[Dataset rows describing interfaces]

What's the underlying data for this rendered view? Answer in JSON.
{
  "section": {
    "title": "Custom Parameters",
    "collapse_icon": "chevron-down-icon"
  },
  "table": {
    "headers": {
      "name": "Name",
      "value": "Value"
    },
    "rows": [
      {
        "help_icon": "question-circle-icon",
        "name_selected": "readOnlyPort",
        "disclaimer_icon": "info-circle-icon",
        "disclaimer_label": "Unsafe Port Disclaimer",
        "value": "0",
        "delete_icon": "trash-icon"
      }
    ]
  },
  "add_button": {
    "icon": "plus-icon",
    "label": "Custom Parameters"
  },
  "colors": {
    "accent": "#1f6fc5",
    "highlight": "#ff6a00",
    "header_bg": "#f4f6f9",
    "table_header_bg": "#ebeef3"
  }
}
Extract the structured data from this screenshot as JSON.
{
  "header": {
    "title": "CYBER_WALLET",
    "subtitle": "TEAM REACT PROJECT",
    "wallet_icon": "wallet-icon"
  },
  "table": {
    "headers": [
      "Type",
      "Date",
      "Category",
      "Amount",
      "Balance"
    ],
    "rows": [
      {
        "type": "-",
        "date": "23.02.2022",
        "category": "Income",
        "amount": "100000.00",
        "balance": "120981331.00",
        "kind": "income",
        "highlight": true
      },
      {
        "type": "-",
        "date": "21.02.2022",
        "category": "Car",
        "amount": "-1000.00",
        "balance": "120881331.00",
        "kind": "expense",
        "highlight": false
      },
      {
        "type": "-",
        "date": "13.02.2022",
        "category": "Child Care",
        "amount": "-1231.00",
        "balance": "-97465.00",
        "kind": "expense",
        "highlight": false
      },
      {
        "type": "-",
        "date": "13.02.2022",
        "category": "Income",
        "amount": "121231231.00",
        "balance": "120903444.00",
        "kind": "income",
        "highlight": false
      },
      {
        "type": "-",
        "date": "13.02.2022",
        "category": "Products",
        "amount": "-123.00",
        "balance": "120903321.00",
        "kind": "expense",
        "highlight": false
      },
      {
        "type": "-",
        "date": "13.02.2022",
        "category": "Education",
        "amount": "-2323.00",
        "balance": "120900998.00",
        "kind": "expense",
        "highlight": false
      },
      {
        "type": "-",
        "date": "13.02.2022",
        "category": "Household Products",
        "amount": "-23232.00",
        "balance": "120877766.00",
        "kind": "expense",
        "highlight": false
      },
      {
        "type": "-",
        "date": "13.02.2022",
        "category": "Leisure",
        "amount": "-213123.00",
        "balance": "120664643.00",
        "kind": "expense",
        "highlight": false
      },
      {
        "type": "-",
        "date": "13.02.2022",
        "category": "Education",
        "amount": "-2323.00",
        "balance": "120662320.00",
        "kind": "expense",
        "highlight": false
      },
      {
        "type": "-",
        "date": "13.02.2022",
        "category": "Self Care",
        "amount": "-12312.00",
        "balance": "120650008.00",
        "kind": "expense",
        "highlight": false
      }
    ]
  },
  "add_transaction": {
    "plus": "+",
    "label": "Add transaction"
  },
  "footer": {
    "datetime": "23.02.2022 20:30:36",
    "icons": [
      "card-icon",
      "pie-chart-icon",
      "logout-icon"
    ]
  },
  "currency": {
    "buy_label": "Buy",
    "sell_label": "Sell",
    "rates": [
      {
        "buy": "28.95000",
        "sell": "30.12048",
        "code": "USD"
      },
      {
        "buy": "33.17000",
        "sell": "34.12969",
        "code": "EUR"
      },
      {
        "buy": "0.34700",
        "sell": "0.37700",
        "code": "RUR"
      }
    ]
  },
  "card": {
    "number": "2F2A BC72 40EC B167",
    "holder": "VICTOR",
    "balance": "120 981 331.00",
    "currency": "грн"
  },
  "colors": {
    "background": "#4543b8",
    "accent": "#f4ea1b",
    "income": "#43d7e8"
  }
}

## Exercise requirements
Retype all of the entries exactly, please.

## Your response
What's the underlying data for this rendered view? Answer in JSON.
{
  "section": {
    "title": "Custom Parameters",
    "collapse_icon": "chevron-down-icon"
  },
  "table": {
    "headers": {
      "name": "Name",
      "value": "Value"
    },
    "rows": [
      {
        "help_icon": "question-circle-icon",
        "name_selected": "readOnlyPort",
        "disclaimer_icon": "info-circle-icon",
        "disclaimer_label": "Unsafe Port Disclaimer",
        "value": "0",
        "delete_icon": "trash-icon"
      }
    ]
  },
  "add_button": {
    "icon": "plus-icon",
    "label": "Custom Parameters"
  },
  "colors": {
    "accent": "#1f6fc5",
    "highlight": "#ff6a00",
    "header_bg": "#f4f6f9",
    "table_header_bg": "#ebeef3"
  }
}
Extract the structured data from this screenshot as JSON.
{
  "header": {
    "title": "CYBER_WALLET",
    "subtitle": "TEAM REACT PROJECT",
    "wallet_icon": "wallet-icon"
  },
  "table": {
    "headers": [
      "Type",
      "Date",
      "Category",
      "Amount",
      "Balance"
    ],
    "rows": [
      {
        "type": "-",
        "date": "23.02.2022",
        "category": "Income",
        "amount": "100000.00",
        "balance": "120981331.00",
        "kind": "income",
        "highlight": true
      },
      {
        "type": "-",
        "date": "21.02.2022",
        "category": "Car",
        "amount": "-1000.00",
        "balance": "120881331.00",
        "kind": "expense",
        "highlight": false
      },
      {
        "type": "-",
        "date": "13.02.2022",
        "category": "Child Care",
        "amount": "-1231.00",
        "balance": "-97465.00",
        "kind": "expense",
        "highlight": false
      },
      {
        "type": "-",
        "date": "13.02.2022",
        "category": "Income",
        "amount": "121231231.00",
        "balance": "120903444.00",
        "kind": "income",
        "highlight": false
      },
      {
        "type": "-",
        "date": "13.02.2022",
        "category": "Products",
        "amount": "-123.00",
        "balance": "120903321.00",
        "kind": "expense",
        "highlight": false
      },
      {
        "type": "-",
        "date": "13.02.2022",
        "category": "Education",
        "amount": "-2323.00",
        "balance": "120900998.00",
        "kind": "expense",
        "highlight": false
      },
      {
        "type": "-",
        "date": "13.02.2022",
        "category": "Household Products",
        "amount": "-23232.00",
        "balance": "120877766.00",
        "kind": "expense",
        "highlight": false
      },
      {
        "type": "-",
        "date": "13.02.2022",
        "category": "Leisure",
        "amount": "-213123.00",
        "balance": "120664643.00",
        "kind": "expense",
        "highlight": false
      },
      {
        "type": "-",
        "date": "13.02.2022",
        "category": "Education",
        "amount": "-2323.00",
        "balance": "120662320.00",
        "kind": "expense",
        "highlight": false
      },
      {
        "type": "-",
        "date": "13.02.2022",
        "category": "Self Care",
        "amount": "-12312.00",
        "balance": "120650008.00",
        "kind": "expense",
        "highlight": false
      }
    ]
  },
  "add_transaction": {
    "plus": "+",
    "label": "Add transaction"
  },
  "footer": {
    "datetime": "23.02.2022 20:30:36",
    "icons": [
      "card-icon",
      "pie-chart-icon",
      "logout-icon"
    ]
  },
  "currency": {
    "buy_label": "Buy",
    "sell_label": "Sell",
    "rates": [
      {
        "buy": "28.95000",
        "sell": "30.12048",
        "code": "USD"
      },
      {
        "buy": "33.17000",
        "sell": "34.12969",
        "code": "EUR"
      },
      {
        "buy": "0.34700",
        "sell": "0.37700",
        "code": "RUR"
      }
    ]
  },
  "card": {
    "number": "2F2A BC72 40EC B167",
    "holder": "VICTOR",
    "balance": "120 981 331.00",
    "currency": "грн"
  },
  "colors": {
    "background": "#4543b8",
    "accent": "#f4ea1b",
    "income": "#43d7e8"
  }
}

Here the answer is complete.